In 2019, Coke announced a reintroduction of New Coke in limited quantities as a tie in promotion for the 3rd season of the Netflix show Stranger Things. Ironically, the new reintroduced drink got friendlier reviews than it did in 1985.
So why did New Coke fail? 1. South vs. North
The Southern United States is a traditional culture that holds on to its traditions and rights tightly. The United States had to fight a Civil War before southerners let go there right to enslave African Americans. It also had to pass landmark Civil Rights legislation, before southerners let go of their rights to Segregation and the right to treat African Americans as second-class citizens. Southerners don’t take kindly to Northerners changing their traditions.
When Coke introduced New Coke, Southerners took the move as another sign that Northerners were trying to change another Southern tradition. Coke is headquartered in Atlanta, and they announced the New Coke in New York City, Southerners took the announcement as a sign of northern intrusion. New Coke did not do well in the testing phase in the South, and these complaints only grew louder when New Coke was introduced.
2. The bias of taste test
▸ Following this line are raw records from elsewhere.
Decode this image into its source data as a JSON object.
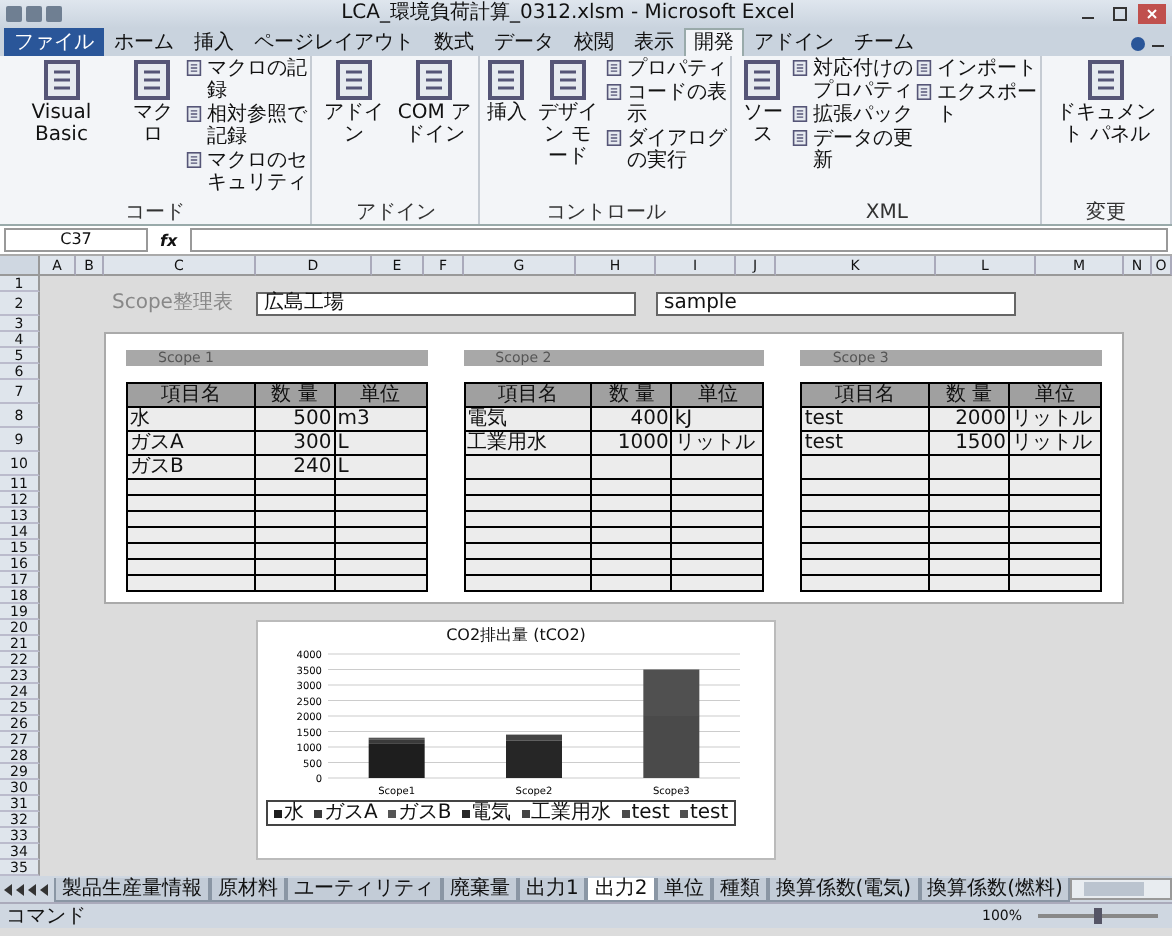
{
  "window": {
    "title": "LCA_環境負荷計算_0312.xlsm - Microsoft Excel"
  },
  "ribbon": {
    "tabs": [
      {
        "label": "ファイル",
        "selected": false
      },
      {
        "label": "ホーム",
        "selected": false
      },
      {
        "label": "挿入",
        "selected": false
      },
      {
        "label": "ページレイアウト",
        "selected": false
      },
      {
        "label": "数式",
        "selected": false
      },
      {
        "label": "データ",
        "selected": false
      },
      {
        "label": "校閲",
        "selected": false
      },
      {
        "label": "表示",
        "selected": false
      },
      {
        "label": "開発",
        "selected": true
      },
      {
        "label": "アドイン",
        "selected": false
      },
      {
        "label": "チーム",
        "selected": false
      }
    ],
    "groups": [
      {
        "label": "コード",
        "items": [
          {
            "kind": "large",
            "label": "Visual Basic"
          },
          {
            "kind": "large",
            "label": "マクロ"
          },
          {
            "kind": "small",
            "label": "マクロの記録"
          },
          {
            "kind": "small",
            "label": "相対参照で記録"
          },
          {
            "kind": "small",
            "label": "マクロのセキュリティ"
          }
        ]
      },
      {
        "label": "アドイン",
        "items": [
          {
            "kind": "large",
            "label": "アドイン"
          },
          {
            "kind": "large",
            "label": "COM アドイン"
          }
        ]
      },
      {
        "label": "コントロール",
        "items": [
          {
            "kind": "large",
            "label": "挿入"
          },
          {
            "kind": "large",
            "label": "デザイン モード"
          },
          {
            "kind": "small",
            "label": "プロパティ"
          },
          {
            "kind": "small",
            "label": "コードの表示"
          },
          {
            "kind": "small",
            "label": "ダイアログの実行"
          }
        ]
      },
      {
        "label": "XML",
        "items": [
          {
            "kind": "large",
            "label": "ソース"
          },
          {
            "kind": "small",
            "label": "対応付けのプロパティ"
          },
          {
            "kind": "small",
            "label": "拡張パック"
          },
          {
            "kind": "small",
            "label": "データの更新"
          },
          {
            "kind": "small",
            "label": "インポート"
          },
          {
            "kind": "small",
            "label": "エクスポート"
          }
        ]
      },
      {
        "label": "変更",
        "items": [
          {
            "kind": "large",
            "label": "ドキュメント パネル"
          }
        ]
      }
    ]
  },
  "formula_bar": {
    "name_box": "C37",
    "fx": "fx"
  },
  "columns": [
    "A",
    "B",
    "C",
    "D",
    "E",
    "F",
    "G",
    "H",
    "I",
    "J",
    "K",
    "L",
    "M",
    "N",
    "O"
  ],
  "rows": [
    "1",
    "2",
    "3",
    "4",
    "5",
    "6",
    "7",
    "8",
    "9",
    "10",
    "11",
    "12",
    "13",
    "14",
    "15",
    "16",
    "17",
    "18",
    "19",
    "20",
    "21",
    "22",
    "23",
    "24",
    "25",
    "26",
    "27",
    "28",
    "29",
    "30",
    "31",
    "32",
    "33",
    "34",
    "35"
  ],
  "sheet_title": "Scope整理表",
  "site_field": "広島工場",
  "sample_field": "sample",
  "scopes": [
    {
      "title": "Scope 1",
      "columns": [
        "項目名",
        "数 量",
        "単位"
      ],
      "rows": [
        [
          "水",
          "500",
          "m3"
        ],
        [
          "ガスA",
          "300",
          "L"
        ],
        [
          "ガスB",
          "240",
          "L"
        ]
      ]
    },
    {
      "title": "Scope 2",
      "columns": [
        "項目名",
        "数 量",
        "単位"
      ],
      "rows": [
        [
          "電気",
          "400",
          "kJ"
        ],
        [
          "工業用水",
          "1000",
          "リットル"
        ]
      ]
    },
    {
      "title": "Scope 3",
      "columns": [
        "項目名",
        "数 量",
        "単位"
      ],
      "rows": [
        [
          "test",
          "2000",
          "リットル"
        ],
        [
          "test",
          "1500",
          "リットル"
        ]
      ]
    }
  ],
  "chart_data": {
    "type": "bar",
    "title": "CO2排出量 (tCO2)",
    "categories": [
      "Scope1",
      "Scope2",
      "Scope3"
    ],
    "stacked": true,
    "grid": true,
    "legend": "bottom",
    "ylim": [
      0,
      4000
    ],
    "yticks": [
      0,
      500,
      1000,
      1500,
      2000,
      2500,
      3000,
      3500,
      4000
    ],
    "series": [
      {
        "name": "水",
        "color": "#1e1e1e",
        "values": [
          1100,
          0,
          0
        ]
      },
      {
        "name": "ガスA",
        "color": "#3a3a3a",
        "values": [
          150,
          0,
          0
        ]
      },
      {
        "name": "ガスB",
        "color": "#555555",
        "values": [
          50,
          0,
          0
        ]
      },
      {
        "name": "電気",
        "color": "#262626",
        "values": [
          0,
          1200,
          0
        ]
      },
      {
        "name": "工業用水",
        "color": "#444444",
        "values": [
          0,
          200,
          0
        ]
      },
      {
        "name": "test",
        "color": "#4a4a4a",
        "values": [
          0,
          0,
          2000
        ]
      },
      {
        "name": "test",
        "color": "#505050",
        "values": [
          0,
          0,
          1500
        ]
      }
    ]
  },
  "sheet_tabs": [
    {
      "label": "製品生産量情報",
      "selected": false
    },
    {
      "label": "原材料",
      "selected": false
    },
    {
      "label": "ユーティリティ",
      "selected": false
    },
    {
      "label": "廃棄量",
      "selected": false
    },
    {
      "label": "出力1",
      "selected": false
    },
    {
      "label": "出力2",
      "selected": true
    },
    {
      "label": "単位",
      "selected": false
    },
    {
      "label": "種類",
      "selected": false
    },
    {
      "label": "換算係数(電気)",
      "selected": false
    },
    {
      "label": "換算係数(燃料)",
      "selected": false
    }
  ],
  "status_bar": {
    "mode": "コマンド",
    "zoom": "100%",
    "zoom_slider": {
      "level": 0.5
    }
  }
}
Malcolm Gladwell described how blind taste tests are systematically biased in his book Blink. Gladwell described how sweeter drinks will always beat the less sweet options because of participants just taking a sip of each drink. The tests do not reflect what people will actually buy to drink at home.
If Coke had Gladwell as a consultant back in 1984 and the benefit of hindsight, he could have advised Coke to ignore the Pepsi Challenge and focus on introducing new flavors like Cherry Coke and that decision will help it regain its market share. Next time you hear about a product beating another in a taste test, be aware of the systematic bias in the testing.
3. Americans hate change.
Ultimately, Coke underestimated the public reaction of the consumer base, and how the switch would alienate it and that they wouldn’t embrace the new product.
Most Americans hate change. We have one political party, where they base their entire platform on keeping the status quo and conservative viewpoints. Our former President, whole campaign platform was Make America Great Again. Let’s look past the fact that the time Conservatives refer to in the slogan was not great for Minorities but traditions sell in America. Look at the amount of people who still view electric cars as taboo or scary and proudly embrace their gas guzzling, pollutant sewing vehicles. Take no further look than the Karens, who yearn for the days they could shop in peace without being hassled by store clerks or security about wearing masks for the sake of Public Health.
Americans hate change and if it’s going to occur, it has to happen by force or a slow steady campaign to change opinions like LGBTQ rights did. I was a young tyke when the New Coke fiasco occurred but im guessing that it was older Americans who threw a hissy fit over the change.
The business lessons that can be learned from this story; is that Coke tried to be creative to change its ever shrinking sales, quickly pivoted when the new product wasn’t embraced and also didn’t put all its eggs in one basket as it also introduced Cherry Coke. If you’re an American company that has a product that is a classic or traditional item, don’t try a sudden change to it or otherwise it could end up like New Coke.
Originally published at https://mwmblog.com on April 22, 2021.